Hopefully, through these many efforts the Tennessee National Guard is defeating the perceived stigma of hiring veterans that could hinder their employment. We are working diligently to present our highly skilled service members to employers, offering them a motivated, disciplined, drug-free asset with the training and potential for leadership within their company.
These programs, along with the US Department of Labor’s Education Workshops in support of the VOW Act, our Yellow Ribbon hiring fairs, and our outstanding relationship with the Tennessee Department of Labor are all positive steps in reducing the number of unemployed Guard members in Tennessee. The bottom line is that through the collaborative efforts of all these programs, we are seeing positive results. We still have a long way to go, and it is imperative that we are able to maintain and continue these programs that are making a difference in the lives of our Soldiers and Airmen.

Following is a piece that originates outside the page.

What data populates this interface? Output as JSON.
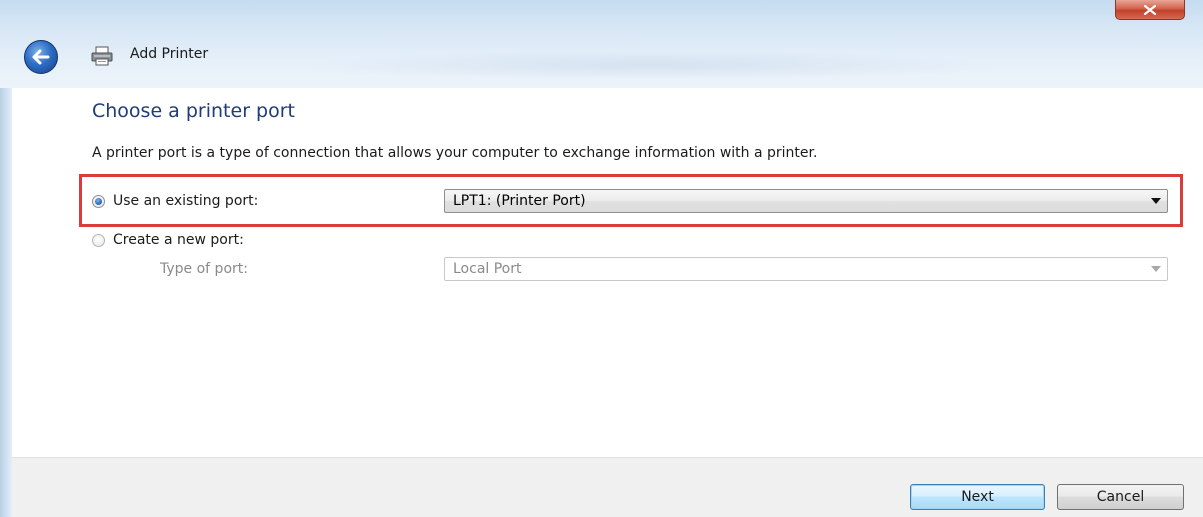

I’ve often heard it said that these National Guard Soldiers and Airmen are the best America has to offer. These men and women are willing to put their lives on hold, and without hesitation . . . without reservation, walk away from family, community, and their civilian occupation to defend and protect this great nation. We owe them no less than our very best efforts.
To effectively combat this problem, we had to know the enemy. We had to look beyond the reported numbers that may, in fact, demonstrate a "false positive". In our efforts to understand the magnitude of the problem, we constantly strive to determine an accurate number of Guard members who are actively seeking employment.
To take it one step further, we also have to determine if their deployment caused them to be unemployed, or were they unemployed before deployment. In Tennessee, we continually encourage unit commanders and leadership to identify these individuals in order to assist them however we can. We must know what the true “unemployment enemy” is before we can engage it. In Tennessee, we are working diligently to identify and successfully engage that enemy.
Thank you for allowing me to address this subcommittee, and I stand ready to answer any questions you may have.